DESCRIPTION OF THE TASK: Below are the records; count how many of their lines hold the string "JSON" and give the number alone.

INPUT MATERIAL:
= = =

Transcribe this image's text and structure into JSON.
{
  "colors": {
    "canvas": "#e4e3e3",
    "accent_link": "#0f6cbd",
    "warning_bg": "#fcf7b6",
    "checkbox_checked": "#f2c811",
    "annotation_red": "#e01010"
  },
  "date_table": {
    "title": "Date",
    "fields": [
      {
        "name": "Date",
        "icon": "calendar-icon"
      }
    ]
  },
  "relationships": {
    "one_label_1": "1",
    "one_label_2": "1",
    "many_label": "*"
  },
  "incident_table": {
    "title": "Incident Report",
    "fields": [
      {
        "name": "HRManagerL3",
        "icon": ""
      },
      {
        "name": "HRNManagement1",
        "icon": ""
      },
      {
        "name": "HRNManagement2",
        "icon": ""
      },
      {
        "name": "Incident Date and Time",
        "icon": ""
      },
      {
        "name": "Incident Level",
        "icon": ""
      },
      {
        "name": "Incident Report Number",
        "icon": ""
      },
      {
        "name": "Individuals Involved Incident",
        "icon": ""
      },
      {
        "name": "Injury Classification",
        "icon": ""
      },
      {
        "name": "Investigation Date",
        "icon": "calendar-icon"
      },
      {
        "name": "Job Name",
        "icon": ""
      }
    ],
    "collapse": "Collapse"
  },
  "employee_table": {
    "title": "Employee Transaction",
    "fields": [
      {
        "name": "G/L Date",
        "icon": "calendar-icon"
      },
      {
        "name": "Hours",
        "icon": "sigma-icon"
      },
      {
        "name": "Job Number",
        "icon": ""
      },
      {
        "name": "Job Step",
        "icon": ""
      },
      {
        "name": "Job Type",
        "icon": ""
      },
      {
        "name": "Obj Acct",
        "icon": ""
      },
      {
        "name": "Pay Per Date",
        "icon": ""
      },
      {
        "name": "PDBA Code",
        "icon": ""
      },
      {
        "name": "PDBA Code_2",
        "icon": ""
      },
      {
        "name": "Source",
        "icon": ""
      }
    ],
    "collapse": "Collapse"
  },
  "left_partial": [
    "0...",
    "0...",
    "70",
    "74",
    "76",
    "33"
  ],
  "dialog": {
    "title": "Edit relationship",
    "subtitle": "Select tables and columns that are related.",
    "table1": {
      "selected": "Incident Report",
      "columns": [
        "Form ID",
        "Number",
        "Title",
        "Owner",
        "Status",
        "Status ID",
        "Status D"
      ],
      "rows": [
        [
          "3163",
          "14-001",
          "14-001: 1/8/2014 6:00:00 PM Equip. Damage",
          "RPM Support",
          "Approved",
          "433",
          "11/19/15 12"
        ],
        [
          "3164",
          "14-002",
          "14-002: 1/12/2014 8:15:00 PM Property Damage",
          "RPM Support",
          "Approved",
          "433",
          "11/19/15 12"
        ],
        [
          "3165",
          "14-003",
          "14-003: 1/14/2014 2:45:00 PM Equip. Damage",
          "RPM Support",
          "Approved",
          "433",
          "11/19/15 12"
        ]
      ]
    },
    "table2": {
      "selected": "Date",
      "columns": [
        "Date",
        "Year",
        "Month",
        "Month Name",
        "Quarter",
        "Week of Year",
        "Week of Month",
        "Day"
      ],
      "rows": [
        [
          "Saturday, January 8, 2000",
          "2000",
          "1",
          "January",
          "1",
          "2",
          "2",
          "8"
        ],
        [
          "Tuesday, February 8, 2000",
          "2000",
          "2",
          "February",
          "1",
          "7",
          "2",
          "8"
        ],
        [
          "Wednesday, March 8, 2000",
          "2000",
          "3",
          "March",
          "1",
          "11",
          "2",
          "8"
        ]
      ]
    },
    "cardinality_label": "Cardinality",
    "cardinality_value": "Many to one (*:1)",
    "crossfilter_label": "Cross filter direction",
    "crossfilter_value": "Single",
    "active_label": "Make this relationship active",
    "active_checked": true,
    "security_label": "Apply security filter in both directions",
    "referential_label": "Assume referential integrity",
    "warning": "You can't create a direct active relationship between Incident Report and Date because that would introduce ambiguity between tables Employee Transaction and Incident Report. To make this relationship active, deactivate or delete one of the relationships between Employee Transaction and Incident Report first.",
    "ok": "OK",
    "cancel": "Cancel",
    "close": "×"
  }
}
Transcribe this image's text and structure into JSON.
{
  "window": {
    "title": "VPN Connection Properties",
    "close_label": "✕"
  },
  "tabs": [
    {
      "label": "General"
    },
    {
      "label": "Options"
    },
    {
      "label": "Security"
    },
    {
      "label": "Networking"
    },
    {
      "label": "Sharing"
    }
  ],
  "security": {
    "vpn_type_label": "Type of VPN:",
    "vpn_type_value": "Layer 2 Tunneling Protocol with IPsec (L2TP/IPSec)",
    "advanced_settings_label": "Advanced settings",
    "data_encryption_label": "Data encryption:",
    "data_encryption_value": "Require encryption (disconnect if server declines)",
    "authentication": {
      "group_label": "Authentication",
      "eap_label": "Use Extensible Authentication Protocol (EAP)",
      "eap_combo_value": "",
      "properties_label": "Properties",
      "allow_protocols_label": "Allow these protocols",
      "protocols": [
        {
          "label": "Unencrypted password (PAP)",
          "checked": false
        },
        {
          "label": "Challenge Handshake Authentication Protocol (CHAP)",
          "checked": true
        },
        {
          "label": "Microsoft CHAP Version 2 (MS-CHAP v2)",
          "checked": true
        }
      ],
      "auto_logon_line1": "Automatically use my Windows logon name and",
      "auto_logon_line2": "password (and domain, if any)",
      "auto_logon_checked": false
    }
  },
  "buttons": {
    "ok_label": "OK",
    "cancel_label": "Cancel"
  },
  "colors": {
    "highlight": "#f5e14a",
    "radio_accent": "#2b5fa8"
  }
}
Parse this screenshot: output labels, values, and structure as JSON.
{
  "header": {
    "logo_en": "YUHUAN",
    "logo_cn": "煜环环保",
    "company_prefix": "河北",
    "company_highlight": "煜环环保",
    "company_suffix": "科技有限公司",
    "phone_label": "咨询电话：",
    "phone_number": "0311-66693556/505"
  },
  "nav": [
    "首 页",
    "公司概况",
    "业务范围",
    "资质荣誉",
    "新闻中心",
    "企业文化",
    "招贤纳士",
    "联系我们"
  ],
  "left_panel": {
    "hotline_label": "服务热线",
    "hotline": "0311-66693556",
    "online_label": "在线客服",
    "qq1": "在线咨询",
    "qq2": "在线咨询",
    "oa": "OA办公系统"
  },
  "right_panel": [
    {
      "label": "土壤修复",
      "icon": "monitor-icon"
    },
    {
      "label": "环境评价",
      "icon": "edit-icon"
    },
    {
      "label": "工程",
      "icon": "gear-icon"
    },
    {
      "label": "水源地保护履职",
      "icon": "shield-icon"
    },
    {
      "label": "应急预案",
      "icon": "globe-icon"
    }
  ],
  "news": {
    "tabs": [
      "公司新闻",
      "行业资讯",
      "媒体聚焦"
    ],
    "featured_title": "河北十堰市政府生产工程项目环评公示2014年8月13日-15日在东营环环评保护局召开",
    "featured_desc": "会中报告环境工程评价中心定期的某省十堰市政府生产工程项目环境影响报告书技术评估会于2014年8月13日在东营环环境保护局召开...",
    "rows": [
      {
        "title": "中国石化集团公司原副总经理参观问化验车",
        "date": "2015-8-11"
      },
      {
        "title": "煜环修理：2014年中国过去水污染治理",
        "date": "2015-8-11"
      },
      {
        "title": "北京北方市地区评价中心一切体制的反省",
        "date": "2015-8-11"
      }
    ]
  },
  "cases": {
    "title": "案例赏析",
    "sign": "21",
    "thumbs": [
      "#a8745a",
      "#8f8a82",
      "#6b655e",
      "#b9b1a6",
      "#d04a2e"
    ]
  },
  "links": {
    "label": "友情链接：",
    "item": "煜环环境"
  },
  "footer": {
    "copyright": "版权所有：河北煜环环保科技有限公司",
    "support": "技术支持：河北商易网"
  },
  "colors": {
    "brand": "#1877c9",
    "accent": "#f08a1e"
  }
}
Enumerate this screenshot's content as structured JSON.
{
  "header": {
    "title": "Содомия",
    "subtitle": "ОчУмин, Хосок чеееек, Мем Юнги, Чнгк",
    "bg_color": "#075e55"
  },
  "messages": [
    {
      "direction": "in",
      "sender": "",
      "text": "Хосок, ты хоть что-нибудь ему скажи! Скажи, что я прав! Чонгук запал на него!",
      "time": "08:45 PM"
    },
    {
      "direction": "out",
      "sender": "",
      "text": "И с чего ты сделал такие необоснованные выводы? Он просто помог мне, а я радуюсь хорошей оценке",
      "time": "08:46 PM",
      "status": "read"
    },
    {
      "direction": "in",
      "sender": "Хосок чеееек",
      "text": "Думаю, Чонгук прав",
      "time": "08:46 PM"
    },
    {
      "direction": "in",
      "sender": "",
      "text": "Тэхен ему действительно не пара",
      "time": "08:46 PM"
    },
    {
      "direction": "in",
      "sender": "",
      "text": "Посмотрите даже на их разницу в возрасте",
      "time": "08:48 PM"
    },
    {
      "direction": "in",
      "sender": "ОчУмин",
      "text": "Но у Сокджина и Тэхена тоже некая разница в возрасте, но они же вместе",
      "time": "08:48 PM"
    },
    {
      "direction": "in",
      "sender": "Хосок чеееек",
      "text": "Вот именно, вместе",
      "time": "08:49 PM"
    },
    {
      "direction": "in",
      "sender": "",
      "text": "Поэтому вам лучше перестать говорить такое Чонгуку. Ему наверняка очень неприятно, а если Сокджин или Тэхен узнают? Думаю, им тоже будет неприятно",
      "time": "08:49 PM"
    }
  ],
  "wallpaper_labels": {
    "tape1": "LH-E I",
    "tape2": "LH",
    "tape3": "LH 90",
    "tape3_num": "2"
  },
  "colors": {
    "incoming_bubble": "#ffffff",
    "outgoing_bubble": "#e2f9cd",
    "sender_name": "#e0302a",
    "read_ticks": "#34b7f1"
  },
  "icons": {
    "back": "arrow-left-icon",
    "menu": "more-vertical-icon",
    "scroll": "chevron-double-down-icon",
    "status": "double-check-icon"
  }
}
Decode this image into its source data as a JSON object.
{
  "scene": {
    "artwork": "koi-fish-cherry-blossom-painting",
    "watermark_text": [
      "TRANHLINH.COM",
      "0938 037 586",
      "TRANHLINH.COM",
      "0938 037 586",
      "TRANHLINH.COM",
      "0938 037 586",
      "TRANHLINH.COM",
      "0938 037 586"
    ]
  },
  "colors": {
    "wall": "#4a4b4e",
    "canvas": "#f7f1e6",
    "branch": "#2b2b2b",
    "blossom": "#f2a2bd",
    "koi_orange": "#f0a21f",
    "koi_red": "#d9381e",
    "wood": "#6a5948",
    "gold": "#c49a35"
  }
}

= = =

EXERCISE RESULT: 5